The short answer to the question is that there is a lot in a name–especially if you are talking about the identity of a food animal!  Animal identification is important for quality control, food safety, and the consistent measurement and improvement of animal performance.

Many thanks for the questions last week.  I love to hear what interest all of you who read my ramblings!

Many thanks for the questions last week. I love to hear what interests all of you!

Hopefully I was successful in answering your questions!

11 Comments

Filed under CAFO, General

11 responses to “What’s In a Name?

  1. Rex

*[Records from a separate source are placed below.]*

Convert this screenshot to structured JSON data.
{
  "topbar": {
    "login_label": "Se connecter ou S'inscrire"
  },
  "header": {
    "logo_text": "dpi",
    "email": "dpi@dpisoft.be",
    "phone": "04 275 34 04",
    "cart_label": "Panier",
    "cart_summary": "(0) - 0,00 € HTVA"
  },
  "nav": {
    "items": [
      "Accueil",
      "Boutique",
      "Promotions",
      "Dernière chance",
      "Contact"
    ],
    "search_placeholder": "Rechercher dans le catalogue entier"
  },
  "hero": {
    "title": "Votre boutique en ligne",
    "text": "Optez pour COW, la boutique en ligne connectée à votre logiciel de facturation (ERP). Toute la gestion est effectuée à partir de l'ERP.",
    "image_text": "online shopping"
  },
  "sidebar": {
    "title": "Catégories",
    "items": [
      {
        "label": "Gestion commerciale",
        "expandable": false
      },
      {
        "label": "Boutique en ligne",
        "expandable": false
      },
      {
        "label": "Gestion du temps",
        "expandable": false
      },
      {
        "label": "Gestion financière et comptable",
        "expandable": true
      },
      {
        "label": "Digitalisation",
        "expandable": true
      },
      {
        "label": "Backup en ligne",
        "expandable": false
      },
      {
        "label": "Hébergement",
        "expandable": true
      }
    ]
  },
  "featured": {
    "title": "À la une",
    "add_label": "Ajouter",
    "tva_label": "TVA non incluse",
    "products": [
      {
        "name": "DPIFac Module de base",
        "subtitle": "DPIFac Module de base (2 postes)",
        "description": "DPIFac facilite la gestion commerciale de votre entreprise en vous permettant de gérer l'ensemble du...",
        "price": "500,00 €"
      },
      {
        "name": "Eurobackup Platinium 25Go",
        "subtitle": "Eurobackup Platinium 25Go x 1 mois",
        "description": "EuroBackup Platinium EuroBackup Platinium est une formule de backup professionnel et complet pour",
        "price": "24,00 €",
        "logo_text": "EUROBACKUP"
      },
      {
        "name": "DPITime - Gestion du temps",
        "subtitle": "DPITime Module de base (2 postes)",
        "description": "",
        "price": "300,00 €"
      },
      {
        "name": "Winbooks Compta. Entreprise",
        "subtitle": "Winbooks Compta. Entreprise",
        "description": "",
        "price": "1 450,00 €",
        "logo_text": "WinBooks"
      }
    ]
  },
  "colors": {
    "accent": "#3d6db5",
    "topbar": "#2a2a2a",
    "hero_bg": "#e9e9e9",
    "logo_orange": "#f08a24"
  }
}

    The most important technology in improving quality, quantity and relative cost of beef has been the tag and the ability to manage the records it makes possible.

    • I agree, Rex. It is an incredibly important management tool as we strive to improve animal care and food quality/safety while also working to reduce the environmental footprint of beef.

      Thanks for sharing!
      Anne

  2. Rebecca

    Are you guys looking at using the RFID tags like we have in Australia? I know there’s a lot of people using them here to do more than the mandatory tracking because you can scan each animal and track vaccines, growth rates etc electronically – much less paperwork!

    • Hi Rebecca,

      We do use some RFID tags, although the majority of our cattle are tagged with the PVP visual orange or yellow dangle tag.

      I use excel spreadsheets to track data electronically even with the dangle tags. The big plus of the dangle tag is that it makes another visual identification tag which you do not get with the RFID.

      Both types of tags are good (in my opinion)–it will be interesting to see which way we trend toward over the next few years. At this point, most of my cow/calf ranchers prefer the dangle tags to the RFID because they do not have scanners.

      Thanks for asking and commenting!
      Anne

    • Tehya

      hey look at that Megan is cooking and wearing the matching sweatshirt I gave her.

  3. Thanks for posting about this Anne it is really helpful 🙂

  4. We have a small dairy, and up until now we’ve named our cattle and forgone eartags. But that’s really only scalable up to a certain point, and after a while names lose some of their lustre and you’ve got to start keeping numerical track. I do think that names on the cattle do make it a bit easier for city people to relate to farmers, though.

    • Those are great points, Jonathan. I agree with you and appreciate you joining the conversation!

      Thanks so much for reading and commenting. Happy Holidays to you and your family.

      Anne

  5. Pingback: Winter Chores… | Feed Yard Foodie

Leave a Reply

Fill in your details below or click an icon to log in:

WordPress.com Logo

You are commenting using your WordPress.com account. Log Out / Change )

Twitter picture

You are commenting using your Twitter account. Log Out / Change )

Facebook photo

You are commenting using your Facebook account. Log Out / Change )

Google+ photo

You are commenting using your Google+ account. Log Out / Change )

Connecting to %s